Vitamin C a Key to Submerged Aquatic Vegetation
2011 Fairfax County Regional Science and Engineering Fair
The abstract below was written by the student. The Northern Virginia Soil and Water Conservation District made no editorial changes.
Vitamin C: The Key to SAV; The Effects of Vitamin C Concentrations on Anachris' Mass
by Sae-Li Kim and Sivasankari Rajamarthandan, Robinson Secondary

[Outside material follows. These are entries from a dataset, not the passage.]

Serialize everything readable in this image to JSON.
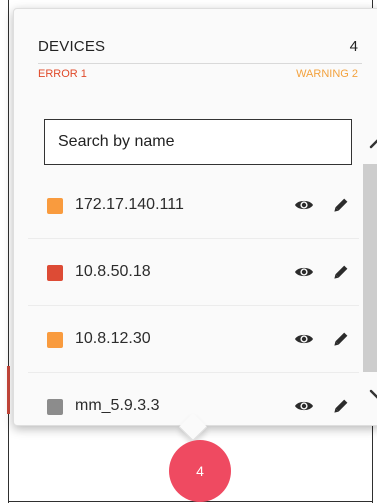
{
  "header": {
    "title": "DEVICES",
    "count": "4",
    "error_label": "ERROR 1",
    "warning_label": "WARNING 2"
  },
  "search": {
    "placeholder": "Search by name",
    "value": ""
  },
  "devices": [
    {
      "name": "172.17.140.111",
      "status": "warning",
      "status_color": "#F99B3E",
      "view_icon": "eye-icon",
      "edit_icon": "pencil-icon"
    },
    {
      "name": "10.8.50.18",
      "status": "error",
      "status_color": "#DD4B35",
      "view_icon": "eye-icon",
      "edit_icon": "pencil-icon"
    },
    {
      "name": "10.8.12.30",
      "status": "warning",
      "status_color": "#F99B3E",
      "view_icon": "eye-icon",
      "edit_icon": "pencil-icon"
    },
    {
      "name": "mm_5.9.3.3",
      "status": "unknown",
      "status_color": "#8C8C8C",
      "view_icon": "eye-icon",
      "edit_icon": "pencil-icon"
    }
  ],
  "scrollbar": {
    "up_icon": "chevron-up-icon",
    "down_icon": "chevron-down-icon"
  },
  "badge": {
    "count": "4",
    "color": "#EF4A61"
  },
  "colors": {
    "error": "#E04A2A",
    "warning": "#F3A23E"
  }
}
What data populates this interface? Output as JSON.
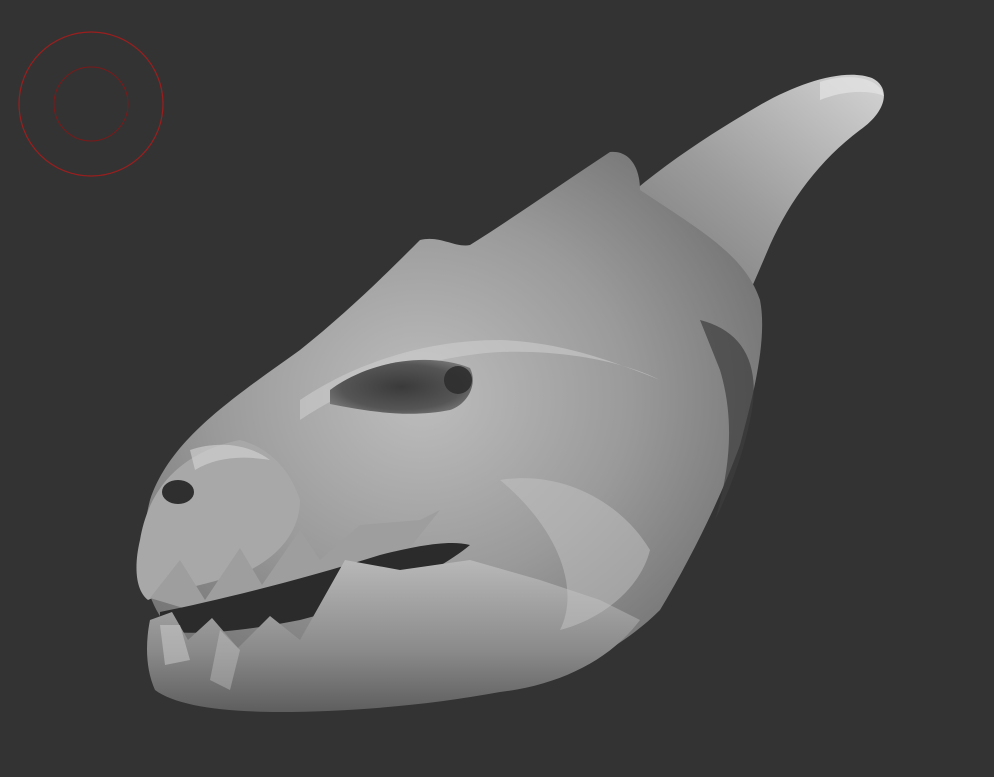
{
  "viewport": {
    "background_color": "#333333",
    "model_base_color": "#8e8e8e",
    "model_highlight_color": "#d8d8d8",
    "model_shadow_color": "#3a3a3a"
  },
  "brush_cursor": {
    "icon": "brush-radius-icon",
    "color": "#9b1e1e"
  }
}
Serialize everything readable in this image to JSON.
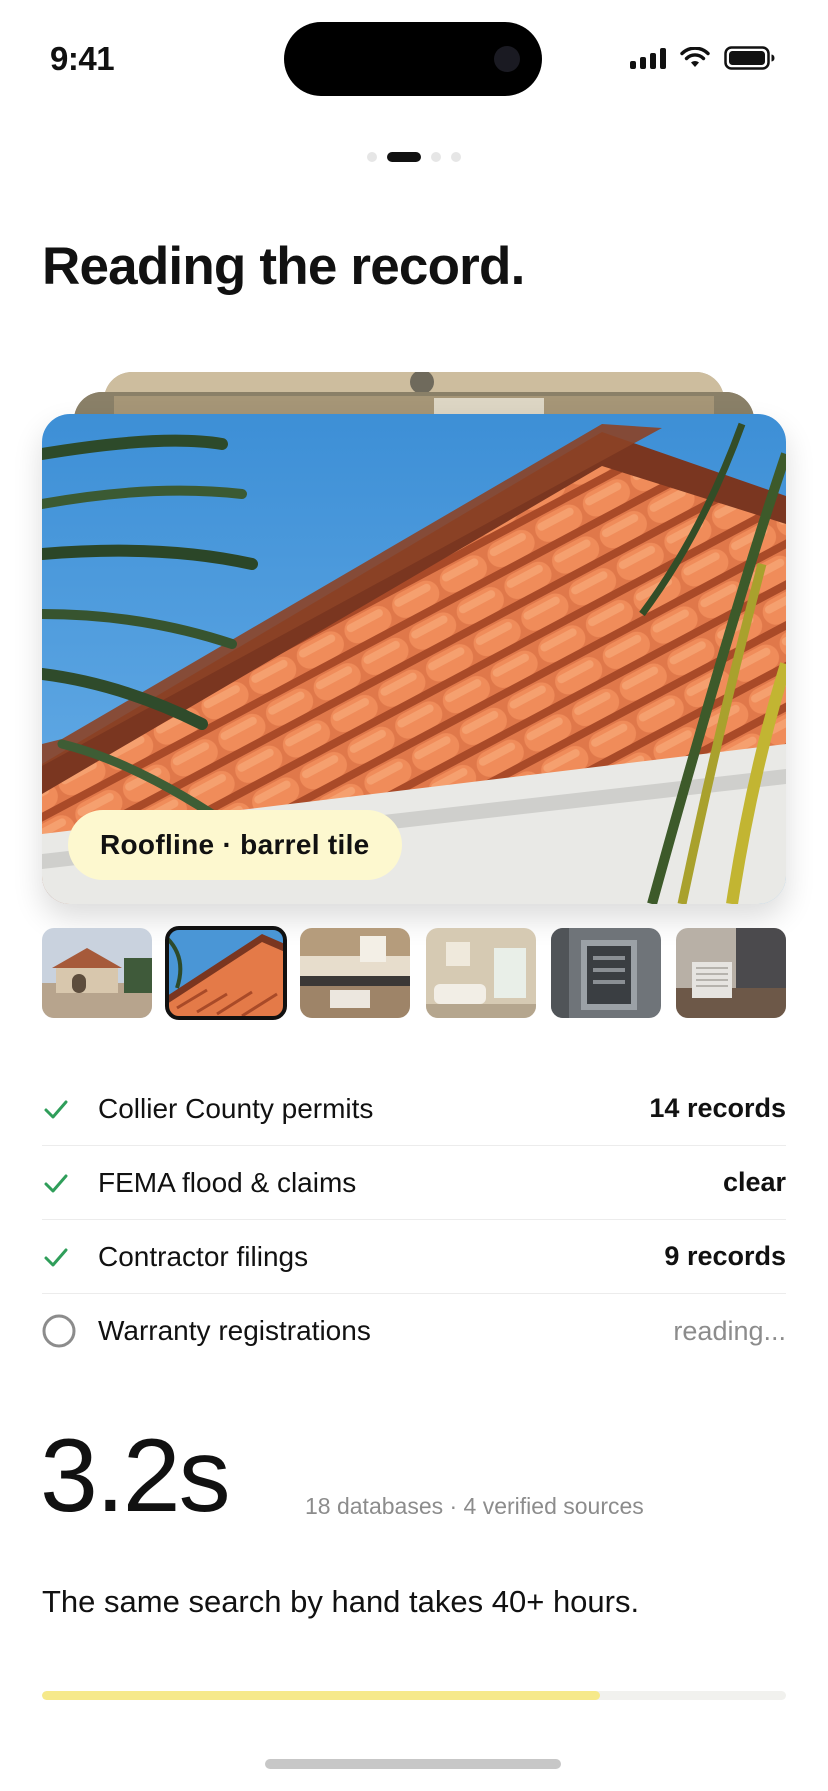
{
  "status_bar": {
    "time": "9:41",
    "icons": [
      "cellular-signal-icon",
      "wifi-icon",
      "battery-icon"
    ]
  },
  "pagination": {
    "total": 4,
    "active_index": 1
  },
  "headline": "Reading the record.",
  "photo_card": {
    "label": "Roofline · barrel tile",
    "label_color": "#fdf8cf",
    "image": "terracotta barrel tile roof with palm fronds against blue sky"
  },
  "thumbnails": [
    {
      "image": "house-exterior"
    },
    {
      "image": "roof-tile",
      "selected": true
    },
    {
      "image": "kitchen"
    },
    {
      "image": "living-room"
    },
    {
      "image": "electrical-panel"
    },
    {
      "image": "ac-unit"
    }
  ],
  "checklist": [
    {
      "label": "Collier County permits",
      "value": "14 records",
      "status": "done"
    },
    {
      "label": "FEMA flood & claims",
      "value": "clear",
      "status": "done"
    },
    {
      "label": "Contractor filings",
      "value": "9 records",
      "status": "done"
    },
    {
      "label": "Warranty registrations",
      "value": "reading...",
      "status": "pending"
    }
  ],
  "stat": {
    "value": "3.2s",
    "subtitle": "18 databases · 4 verified sources"
  },
  "tagline": "The same search by hand takes 40+ hours.",
  "progress": {
    "fraction": 0.75,
    "color": "#f6e98a"
  },
  "colors": {
    "check": "#2f9e5a",
    "pending_ring": "#8c8c8c",
    "text": "#111111"
  }
}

The purpose of this experiment was to assess the effects of additional vitamin C concentrations on the change in mass of anachris, a type of submerged aquatic vegetation. The four levels of IV were the control with no additional vitamin C, a flask with 2.33X 10??M, 4.66X 10??M, and 7.00X 10?? of vitamin C. It was hypothesized that the anachris grown in water with a vitamin C concentration of 4.66X 10??M would have the greatest increase in mass. The initial masses of all the anachris were kept constant so that there is no other fluctuation in the experiment. The vegetation was grown for a week under fluorescent lights. Initial and final dissolved oxygen (DO) levels were tested and O? probes were measuring oxygen concentration throughout the trial. At the end of every trial and anachris’ final masses were analyzed. In the four practice trials, the greatest average increase in mass was in IV level 2 with 1.21g. The three real trials showed that 2.33X 10??M and 4.66X 10??M had the greatest average increase in mass with 0.91g and 0.90g respectively. Thus vitamin C is vital to increasing plant mass, and the DO levels and the O? levels indicated that there is no negative effect on oxygen underwater. Therefore, vitamin C could be a possible temporary solution to reviving the low levels of submerged aquatic vegetation like anachris in ecosystems like the Chesapeake Bay and maintaining the health of the plants under stressful situation like pollution.